A questionnaire covering 194 different tasks that, by means of a five-point
scale, seeks to determine the degree to which different tasks are involved in
performing a particular job
o 2. Competency Based Analysis
Job analysis method which relies on building job profiles that look at the job
responsibilities and the worker competencies necessary to accomplish them
o 3. Critical Incident Method
Job analysis method by which job tasks are identified that are critical for job
The job analyst writes five to ten important task statements for each job under
o 4. Task Inventory Analysis
An organization-specific analysis developed by identifying—with the help of

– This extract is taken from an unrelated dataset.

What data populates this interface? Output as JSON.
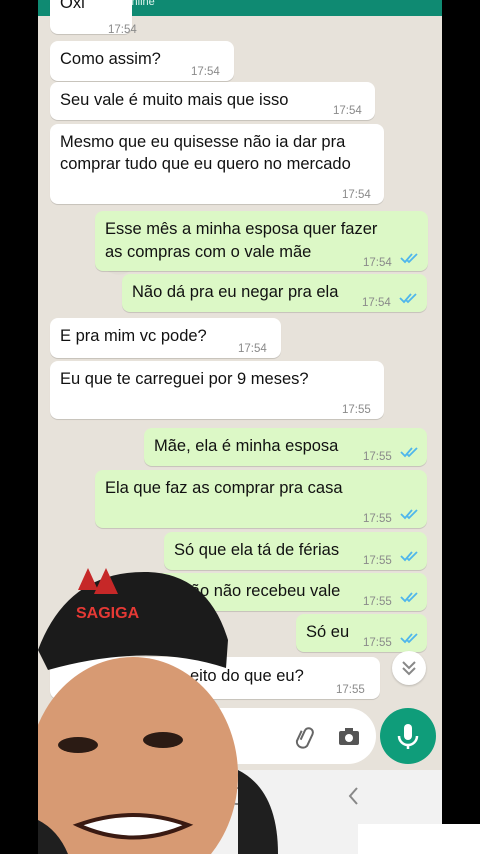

employees and managers—a list of tasks and their descriptions that are
components of different jobs
Key Elements of Job Description
• Job Title
o Indicates job duties and organizational level.
o Provides status to the employee.
o Indicates the relative level occupied by its holder in the organizational hierarchy
• Job Identification
o Distinguishes job from all other jobs.
o Example: departmental location, direct reports, payroll/code number, etc. ADMS 2600
October 9, 2013
• Essential Functions (Job Duties)
o Indicate responsibilities entailed and results to be accomplished.
o Only essential if the position exists to perform the function, limited employees can
perform the function, or the function is specialized (ex: not email because everyone
• Job Specifications
o Skills required to perform the job and physical demands of the job
o Example: education, abilities/physical demands, etc.
o Hazards (ex: must work with fast moving trucks) must be listed here
• Problems with job descriptions:
o 1. If poorly written, they provide little guidance to the jobholder.
o 2. They are not always updated as job duties or specifications change.
o 3. They may violate the law by containing specifications not related to job success.
o 4. They can limit the scope of activities of the jobholder, reducing organizational
o To avoid these issues:
Create statements that:
• Are direct, and simply worded; eliminate unnecessary words or
• Describe duties with a present-tense verb,
• Use “occasionally” to describe duties performed once in a while and
“may” for duties performed only by some workers on the job.
• State the specific performance requirements of a job based on valid
Nature of: Basis for: